The Great Movie Re-Watch
Snow White and the Seven Dwarfs (1937)
Merrill De Maris
Dorothy Ann Blank
Lucille La Verne
Exiled into the dangerous forest by her wicked stepmother, a princess is rescued by seven dwarf miners who make her part of their household.
What makes Snow White a movie to own is that it is the first full length animated film. It’s history.
They didn’t think that a full-length children’s animated movie would make money, or so the story goes. Walt Disney pushed to have this completed, creating a horrible work environment for his artists, and went so far as to mortgage his house to pay for it. It then became a critical and commercial success and is one of the highest-earning animated features, adjusted for inflation.
I’m not a big fan of the story of Snow White. It hasn’t aged well. The Huntsmen comes off as rapey, and there is at least one racist moment. There’s also a ton of jokes about women that are insulting. The music is fine, but nowhere near where we are now in terms of musical numbers in animation. The artwork is pretty, but it’s more of a look at how far we’ve come way. All in all, it’s not a movie that I need to own.

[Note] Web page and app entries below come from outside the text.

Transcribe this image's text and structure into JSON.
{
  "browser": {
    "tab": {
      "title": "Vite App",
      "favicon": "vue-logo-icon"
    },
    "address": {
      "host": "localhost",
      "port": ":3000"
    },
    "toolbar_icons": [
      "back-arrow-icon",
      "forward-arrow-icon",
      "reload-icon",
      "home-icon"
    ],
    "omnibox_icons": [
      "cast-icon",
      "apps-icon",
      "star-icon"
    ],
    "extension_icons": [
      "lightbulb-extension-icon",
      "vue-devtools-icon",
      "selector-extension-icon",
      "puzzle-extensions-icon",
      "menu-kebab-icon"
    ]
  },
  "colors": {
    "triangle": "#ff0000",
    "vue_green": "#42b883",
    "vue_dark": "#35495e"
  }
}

However, without Snow White, we wouldn’t have The Wizard of Oz as we know it. This, incidentally, is the next movie I’m watching. It’s also one of my all-time favorites. So, that alone keeps it in my library.